< Back to the other News

Niger: the government and the former rebels join forces against landmines

7th November 2011 | Niger - Landmine ban

Niger: the government and the former rebels join forces against landmines

“Bringing together so many members of the Government armed forces and the former rebels around the issue of mine clearance has never been done before, and is a symbol of confidence in the future”, former rebel commander, Agadez, Niger, 23 October2011.

On 22 and 23 October 2011, Geneva Call organised a technical workshop on humanitarian demining in Agadez in collaboration with the National Commission for the Control and Collection of Illegal Weapons (CNCCAI). The workshop brought together Government authorities, former rebel fronts and international humanitarian organisations working in mine action in Niger to consider the current mine action situation in the country. The event was funded by the Swiss Federal Department of Foreign Affairs.
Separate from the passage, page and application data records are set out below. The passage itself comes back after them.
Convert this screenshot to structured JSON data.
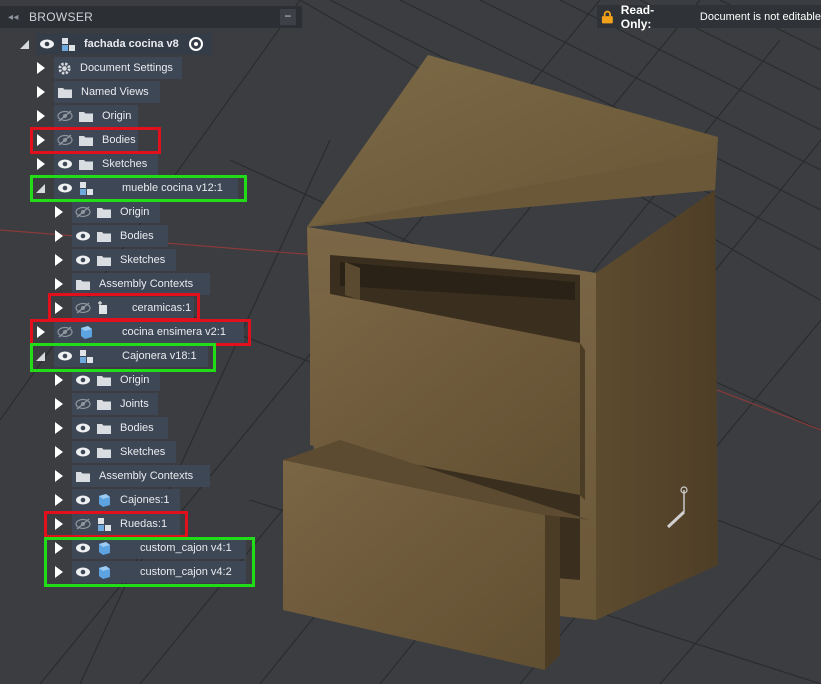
{
  "browser": {
    "title": "BROWSER",
    "collapse_glyph": "−",
    "back_glyph": "◂◂"
  },
  "status": {
    "label": "Read-Only:",
    "message": "Document is not editable"
  },
  "tree": {
    "root": {
      "label": "fachada cocina v8"
    },
    "doc_settings": {
      "label": "Document Settings"
    },
    "named_views": {
      "label": "Named Views"
    },
    "origin": {
      "label": "Origin"
    },
    "bodies": {
      "label": "Bodies"
    },
    "sketches": {
      "label": "Sketches"
    },
    "mueble": {
      "label": "mueble cocina v12:1",
      "origin": "Origin",
      "bodies": "Bodies",
      "sketches": "Sketches",
      "assembly": "Assembly Contexts",
      "ceramicas": "ceramicas:1"
    },
    "cocina_ensimera": {
      "label": "cocina ensimera v2:1"
    },
    "cajonera": {
      "label": "Cajonera v18:1",
      "origin": "Origin",
      "joints": "Joints",
      "bodies": "Bodies",
      "sketches": "Sketches",
      "assembly": "Assembly Contexts",
      "cajones": "Cajones:1",
      "ruedas": "Ruedas:1",
      "custom1": "custom_cajon v4:1",
      "custom2": "custom_cajon v4:2"
    }
  },
  "colors": {
    "highlight_red": "#e2101c",
    "highlight_green": "#22dc18",
    "wood": "#6e5b3c",
    "viewport_bg": "#3b3d40",
    "panel_row": "#3e4756"
  }
}
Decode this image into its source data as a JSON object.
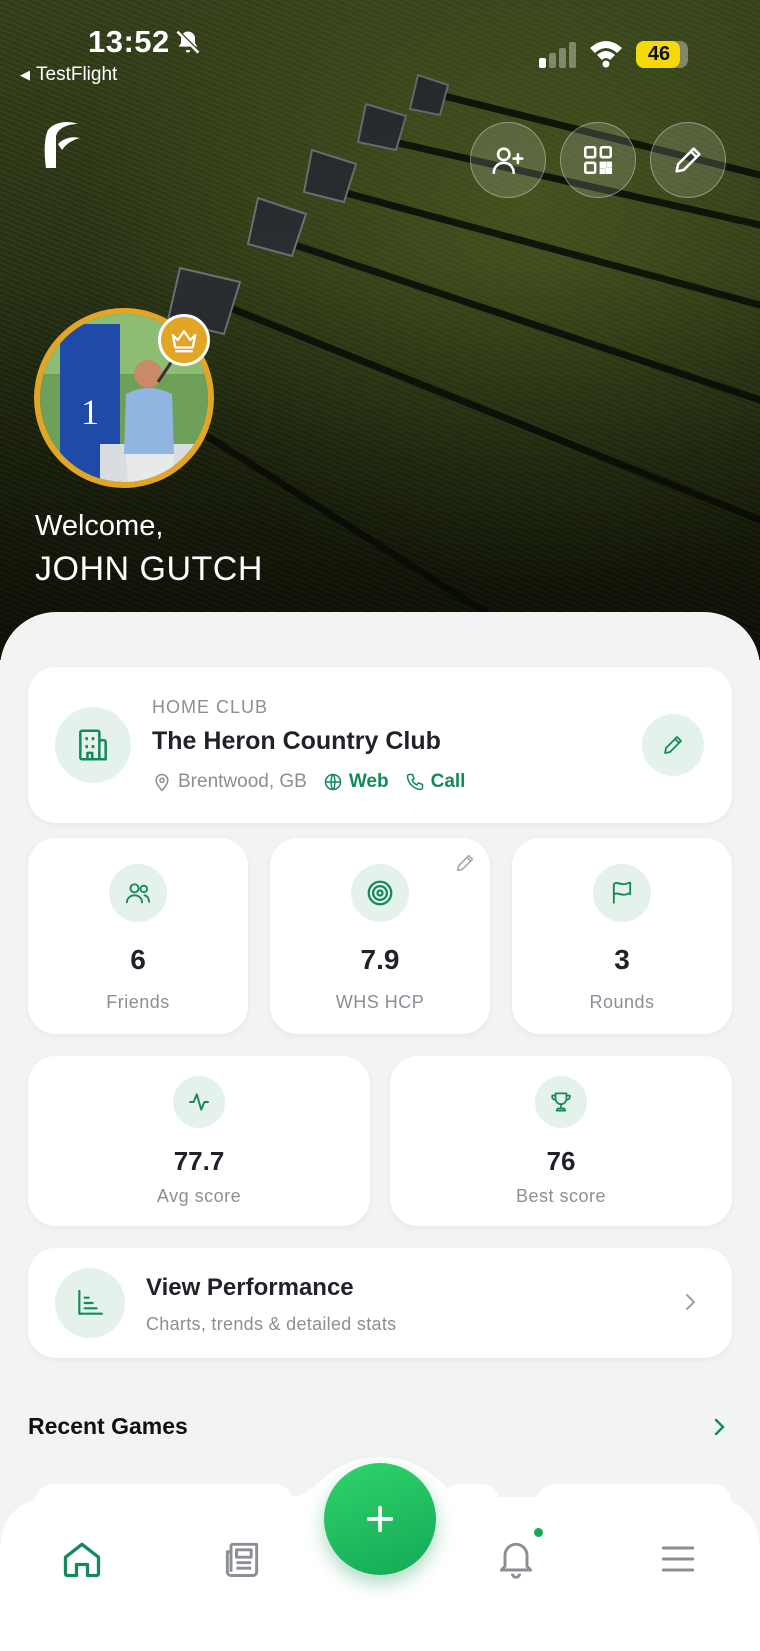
{
  "status_bar": {
    "time": "13:52",
    "back_app": "TestFlight",
    "battery_level": "46",
    "battery_fraction": 0.46
  },
  "header": {
    "logo": "brand-f-logo",
    "actions": [
      {
        "name": "add-friend",
        "icon": "user-plus-icon"
      },
      {
        "name": "qr-code",
        "icon": "qr-code-icon"
      },
      {
        "name": "edit-profile",
        "icon": "pencil-icon"
      }
    ]
  },
  "profile": {
    "welcome": "Welcome,",
    "name": "JOHN GUTCH",
    "badge_icon": "crown-icon"
  },
  "home_club": {
    "label": "HOME CLUB",
    "name": "The Heron Country Club",
    "location": "Brentwood, GB",
    "web_label": "Web",
    "call_label": "Call"
  },
  "stats": [
    {
      "value": "6",
      "label": "Friends",
      "icon": "users-icon"
    },
    {
      "value": "7.9",
      "label": "WHS HCP",
      "icon": "target-icon"
    },
    {
      "value": "3",
      "label": "Rounds",
      "icon": "flag-icon"
    },
    {
      "value": "77.7",
      "label": "Avg score",
      "icon": "activity-icon"
    },
    {
      "value": "76",
      "label": "Best score",
      "icon": "trophy-icon"
    }
  ],
  "performance": {
    "title": "View Performance",
    "subtitle": "Charts, trends & detailed stats"
  },
  "recent_games": {
    "title": "Recent Games"
  },
  "bottom_nav": [
    {
      "name": "home",
      "icon": "home-icon",
      "active": true
    },
    {
      "name": "news",
      "icon": "newspaper-icon",
      "active": false
    },
    {
      "name": "add",
      "icon": "plus-icon",
      "active": false
    },
    {
      "name": "notifications",
      "icon": "bell-icon",
      "active": false
    },
    {
      "name": "menu",
      "icon": "menu-icon",
      "active": false
    }
  ],
  "colors": {
    "accent": "#148a5a",
    "fab": "#1fbf60",
    "gold": "#e2a526",
    "background": "#f2f3f3"
  }
}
From 2007 to 2009, the north of the country was the scene of an armed conflict between the Niger Justice Movement (MNJ), including its splinter factions, and Government armed forces. Anti-­vehicle mines were used by both parties to the conflict, mostly in the Agadez region, causing more than 300 casualties, including many civilians, and seriously damaging the regional economy.

Workshop participants shared information on mined areas, and discussed how to enhance co-­operation in mine clearance. Former rebels agreed to identify the areas that they had mined, and the army agreed to provide maps. The CNCCAI announced it would train and integrate 100 to 200 former rebels into its mine clearance programme. This is similar to what has been done since 2009 in neighbouring Chad, where the national mine action centre has trained 150 former rebels from the Tibesti region in mine clearance.

The workshop also recommended that a joint committee be set up to follow up with field surveys and to collect mines that may be in the hands of private individuals.

Geneva Call was able to organise the workshop thanks to its strong links with both the Government and the MNJ, and the confidence built up since 2008 when it began a programme to raise awareness within the MNJ of international norms with respect to anti-­personnel and anti-vehicle mines. Geneva Call now hopes that the international community will take advantage of the new dynamics that are emerging and the common will being shown by former enemies, and support Niger in its efforts in mine clearance, development and reconciliation.

The workshop is the result of a lengthy process, and is a good example of how important it is to involve all actors in a conflict in seeking resolution to humanitarian problems and building peace.

A few days before the workshop, Geneva Call had organized a technical visit by a landmines expert seconded from the Geneva International Centre for Humanitarian Demining to advise the CNCCAI on international mine action standards, and to assess needs in terms of technical support, notably in information management. The expertise provided, and recommendations made in the field were greatly appreciated and will certainly further develop mine action in Niger.

For further information Tim Carstairs | Head of Communications & External Relations www.genevacall.org | tcarstairs@genevacall.org | +41 22 879 10 50